An Enterprise Approach   

The VA has crafted a compelling strategic plan for how it will serve veterans. But the report’s authors note: “no mechanism exists to establish priorities, resources, and responsibilities across the federal government and align federal efforts with those of the broader public (state and local), private, and non-profit sectors working to serve the veteran community.” They found that current federal efforts to support veterans focus on one or a small handful of issues facing veterans—suicide prevention, opioid addiction, homelessness, job training—and not the whole person. This doesn’t meet the needs of veterans and it doesn’t adequately engage the many community-level resources available.

The authors examined how other policy domains, such as national security, foreign affairs, homeland security, and energy, address complex issues and found that they applied an enterprise approach—coordinated planning and governance that spanned organizational boundaries.

“What is needed is an enterprise approach that reaches beyond the VA to encompass veterans services and care across the federal government, and promote robust federal connections to community-level action,” the authors concluded. To do this, they identified five building blocks, and the actions required to implement them:

  1. An Appropriate Inter-Agency Collaboration Mechanism. This must sustain leadership engagement and participation, effective cross-agency planning and collaboration, and accountability for implementation actions. The White House should establish an interagency group on veterans’ services and care that would align existing federal policy, multi-agency councils, task forces, committees, and programs across the federal government, under the direction of the White House Domestic Policy Council.
  2. A Comprehensive Vision for Delivering Effective Services and Care. The challenge of supporting veterans is multi-dimensional and should be defined in terms of holistically meeting a range of needs—such as health, education, employment, family support and housing—rather than addressing each need in isolation. The proposed interagency group would develop a “whole of nation” enterprise approach organized in a veteran-centric fashion.
  3. A Coordinated Set of Agency Core Competencies. The interagency group should develop an inventory of existing federal programs and “journey maps” to understand how veterans interact with various federal services in order to rethink the roles, missions, and responsibilities of different agencies and programs. Agency responsibilities would be allocated based on expertise, capabilities, and mission focus.
  4. A Robust Engagement Strategy with Community-Level Stakeholders. Agencies involved with the interagency group should increase the use of “business models that promote localized innovation, coordination, and bottom-up engagement in communities,” according to the report.
  5. The Effective Use of Technology and Data. An important step would be to coordinate disparate data sharing initiatives and prioritize greater flexibility and interoperability across federal, state, local, and nonprofit entities serving veterans.

The authors conclude that benefits and services for veterans are insufficient to meet the range of needs veterans experience. Many of these needs are social or local in nature, as summed up in a quote by former Undersecretary of Defense for Policy Michèle Flournoy:

“Veterans don’t come home to federal agencies; they come home to communities, and meeting their greatest needs often falls on the shoulders of county and city organizations.”

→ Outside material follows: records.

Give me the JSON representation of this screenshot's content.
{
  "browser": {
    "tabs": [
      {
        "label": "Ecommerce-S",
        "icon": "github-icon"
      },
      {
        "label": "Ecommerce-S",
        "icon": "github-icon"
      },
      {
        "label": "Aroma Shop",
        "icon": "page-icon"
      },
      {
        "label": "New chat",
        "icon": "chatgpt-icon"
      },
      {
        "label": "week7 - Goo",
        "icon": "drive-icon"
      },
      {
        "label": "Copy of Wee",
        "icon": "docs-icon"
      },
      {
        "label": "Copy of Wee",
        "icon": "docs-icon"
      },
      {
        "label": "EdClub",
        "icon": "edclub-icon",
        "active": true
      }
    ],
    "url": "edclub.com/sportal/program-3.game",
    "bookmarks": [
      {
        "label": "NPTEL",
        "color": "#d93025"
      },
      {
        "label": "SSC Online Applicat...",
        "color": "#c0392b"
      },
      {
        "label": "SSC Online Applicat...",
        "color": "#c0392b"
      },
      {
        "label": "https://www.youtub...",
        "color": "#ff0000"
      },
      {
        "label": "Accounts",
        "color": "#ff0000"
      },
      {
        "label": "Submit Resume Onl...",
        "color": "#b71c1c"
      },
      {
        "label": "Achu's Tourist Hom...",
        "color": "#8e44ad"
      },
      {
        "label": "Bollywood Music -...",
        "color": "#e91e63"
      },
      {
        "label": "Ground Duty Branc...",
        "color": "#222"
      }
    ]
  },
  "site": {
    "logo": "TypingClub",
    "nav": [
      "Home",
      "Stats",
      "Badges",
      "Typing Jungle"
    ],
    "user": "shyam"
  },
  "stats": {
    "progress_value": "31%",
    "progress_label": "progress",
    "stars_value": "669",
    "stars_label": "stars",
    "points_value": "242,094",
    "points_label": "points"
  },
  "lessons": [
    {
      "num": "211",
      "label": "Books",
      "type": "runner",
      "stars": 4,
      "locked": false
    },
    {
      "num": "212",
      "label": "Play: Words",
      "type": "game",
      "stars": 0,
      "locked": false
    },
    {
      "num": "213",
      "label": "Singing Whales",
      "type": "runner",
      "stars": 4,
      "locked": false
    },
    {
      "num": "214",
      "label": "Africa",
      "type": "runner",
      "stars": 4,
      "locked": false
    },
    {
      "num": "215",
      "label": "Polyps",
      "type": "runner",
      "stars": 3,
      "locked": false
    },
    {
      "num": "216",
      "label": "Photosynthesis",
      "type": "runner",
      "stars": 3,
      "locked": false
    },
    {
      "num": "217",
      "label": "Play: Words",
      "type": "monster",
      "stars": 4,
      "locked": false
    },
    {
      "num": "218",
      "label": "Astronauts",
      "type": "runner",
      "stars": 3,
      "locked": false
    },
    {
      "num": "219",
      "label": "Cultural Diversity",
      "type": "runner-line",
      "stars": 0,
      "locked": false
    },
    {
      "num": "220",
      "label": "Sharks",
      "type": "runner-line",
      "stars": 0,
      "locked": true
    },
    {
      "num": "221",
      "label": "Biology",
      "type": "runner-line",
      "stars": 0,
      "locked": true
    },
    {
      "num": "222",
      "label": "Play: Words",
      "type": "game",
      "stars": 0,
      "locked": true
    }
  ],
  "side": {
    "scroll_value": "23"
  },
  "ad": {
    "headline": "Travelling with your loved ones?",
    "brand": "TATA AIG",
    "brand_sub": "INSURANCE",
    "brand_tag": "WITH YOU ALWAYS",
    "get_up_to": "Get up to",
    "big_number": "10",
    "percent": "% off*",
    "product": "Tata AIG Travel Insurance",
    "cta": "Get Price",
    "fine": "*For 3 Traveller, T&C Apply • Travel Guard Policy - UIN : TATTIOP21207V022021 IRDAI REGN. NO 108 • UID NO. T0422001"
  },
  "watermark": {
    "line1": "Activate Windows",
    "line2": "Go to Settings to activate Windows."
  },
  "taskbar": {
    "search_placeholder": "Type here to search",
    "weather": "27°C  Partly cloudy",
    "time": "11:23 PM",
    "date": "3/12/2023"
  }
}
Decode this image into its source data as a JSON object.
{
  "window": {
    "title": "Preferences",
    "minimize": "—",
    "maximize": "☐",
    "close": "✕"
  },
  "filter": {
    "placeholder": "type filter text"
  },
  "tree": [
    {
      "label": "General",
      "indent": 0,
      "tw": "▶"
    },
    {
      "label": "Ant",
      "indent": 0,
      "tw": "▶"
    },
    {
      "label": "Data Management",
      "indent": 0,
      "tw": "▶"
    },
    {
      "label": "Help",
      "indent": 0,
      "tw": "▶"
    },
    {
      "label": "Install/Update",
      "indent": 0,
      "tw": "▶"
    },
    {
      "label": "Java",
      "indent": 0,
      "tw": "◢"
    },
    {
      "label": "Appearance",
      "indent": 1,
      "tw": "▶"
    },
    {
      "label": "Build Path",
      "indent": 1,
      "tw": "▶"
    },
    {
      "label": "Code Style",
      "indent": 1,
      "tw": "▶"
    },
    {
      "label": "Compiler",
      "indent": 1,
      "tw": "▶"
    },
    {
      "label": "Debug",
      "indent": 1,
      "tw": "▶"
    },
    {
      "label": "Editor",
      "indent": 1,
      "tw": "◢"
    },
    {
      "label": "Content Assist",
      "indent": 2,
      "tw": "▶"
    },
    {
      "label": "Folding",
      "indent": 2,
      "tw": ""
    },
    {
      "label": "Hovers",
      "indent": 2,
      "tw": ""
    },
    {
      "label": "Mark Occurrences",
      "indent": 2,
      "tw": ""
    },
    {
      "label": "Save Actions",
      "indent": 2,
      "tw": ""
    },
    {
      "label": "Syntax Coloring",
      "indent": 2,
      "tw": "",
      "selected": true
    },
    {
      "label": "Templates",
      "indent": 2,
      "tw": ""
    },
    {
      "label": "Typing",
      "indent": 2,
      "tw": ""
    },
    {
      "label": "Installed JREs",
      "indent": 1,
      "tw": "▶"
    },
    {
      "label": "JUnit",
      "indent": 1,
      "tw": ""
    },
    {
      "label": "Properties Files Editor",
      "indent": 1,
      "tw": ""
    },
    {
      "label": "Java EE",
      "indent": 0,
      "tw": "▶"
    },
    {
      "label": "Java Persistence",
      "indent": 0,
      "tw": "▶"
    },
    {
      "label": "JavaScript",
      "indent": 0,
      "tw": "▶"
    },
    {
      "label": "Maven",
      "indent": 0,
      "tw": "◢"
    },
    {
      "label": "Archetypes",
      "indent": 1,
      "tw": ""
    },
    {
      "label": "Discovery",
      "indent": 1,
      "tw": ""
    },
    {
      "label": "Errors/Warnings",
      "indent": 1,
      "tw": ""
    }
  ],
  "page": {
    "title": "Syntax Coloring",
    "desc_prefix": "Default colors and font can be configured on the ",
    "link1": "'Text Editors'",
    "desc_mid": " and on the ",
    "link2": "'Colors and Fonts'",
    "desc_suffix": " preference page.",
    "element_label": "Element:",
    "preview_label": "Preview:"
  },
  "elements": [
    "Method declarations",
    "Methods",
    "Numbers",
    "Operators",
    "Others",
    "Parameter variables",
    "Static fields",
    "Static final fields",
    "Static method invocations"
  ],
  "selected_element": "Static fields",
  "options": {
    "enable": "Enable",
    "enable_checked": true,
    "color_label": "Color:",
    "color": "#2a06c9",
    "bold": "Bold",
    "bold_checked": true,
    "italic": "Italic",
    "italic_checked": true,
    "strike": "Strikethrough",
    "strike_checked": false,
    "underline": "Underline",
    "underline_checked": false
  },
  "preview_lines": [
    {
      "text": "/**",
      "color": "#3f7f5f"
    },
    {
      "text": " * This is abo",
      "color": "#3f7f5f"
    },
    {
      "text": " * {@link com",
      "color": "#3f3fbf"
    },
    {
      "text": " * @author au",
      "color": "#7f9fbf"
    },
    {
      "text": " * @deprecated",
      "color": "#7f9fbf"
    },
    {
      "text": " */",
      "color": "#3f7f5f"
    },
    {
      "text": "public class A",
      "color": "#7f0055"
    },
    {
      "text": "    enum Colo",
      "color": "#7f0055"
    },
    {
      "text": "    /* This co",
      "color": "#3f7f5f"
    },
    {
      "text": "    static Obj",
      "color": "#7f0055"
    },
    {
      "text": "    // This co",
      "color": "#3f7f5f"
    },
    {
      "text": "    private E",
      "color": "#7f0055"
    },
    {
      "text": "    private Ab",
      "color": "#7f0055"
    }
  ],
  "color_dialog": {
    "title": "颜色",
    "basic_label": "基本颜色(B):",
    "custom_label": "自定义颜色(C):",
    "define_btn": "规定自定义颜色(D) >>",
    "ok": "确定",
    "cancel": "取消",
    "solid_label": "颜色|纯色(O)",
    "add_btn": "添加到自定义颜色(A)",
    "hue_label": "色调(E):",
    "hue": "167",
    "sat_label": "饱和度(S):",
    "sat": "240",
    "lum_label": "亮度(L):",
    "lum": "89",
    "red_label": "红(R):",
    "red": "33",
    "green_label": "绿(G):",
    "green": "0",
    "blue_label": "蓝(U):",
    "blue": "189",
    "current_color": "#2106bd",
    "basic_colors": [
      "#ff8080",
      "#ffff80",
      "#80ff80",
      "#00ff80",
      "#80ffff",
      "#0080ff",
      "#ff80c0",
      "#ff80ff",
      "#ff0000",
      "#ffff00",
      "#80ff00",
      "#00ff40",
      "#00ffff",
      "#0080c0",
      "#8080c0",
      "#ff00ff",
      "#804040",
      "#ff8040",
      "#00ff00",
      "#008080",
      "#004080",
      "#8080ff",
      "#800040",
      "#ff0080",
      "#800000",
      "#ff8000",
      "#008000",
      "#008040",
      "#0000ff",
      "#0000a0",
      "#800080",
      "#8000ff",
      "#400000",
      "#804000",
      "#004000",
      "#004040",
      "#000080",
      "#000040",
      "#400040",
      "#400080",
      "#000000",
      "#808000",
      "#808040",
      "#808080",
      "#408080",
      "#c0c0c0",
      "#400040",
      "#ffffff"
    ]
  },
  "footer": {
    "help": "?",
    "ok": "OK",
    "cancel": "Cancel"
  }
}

As such, communities must serve as the center of gravity in delivering care and supportive services. The existing patchwork of programs and services therefore need to be woven into a community-centric network.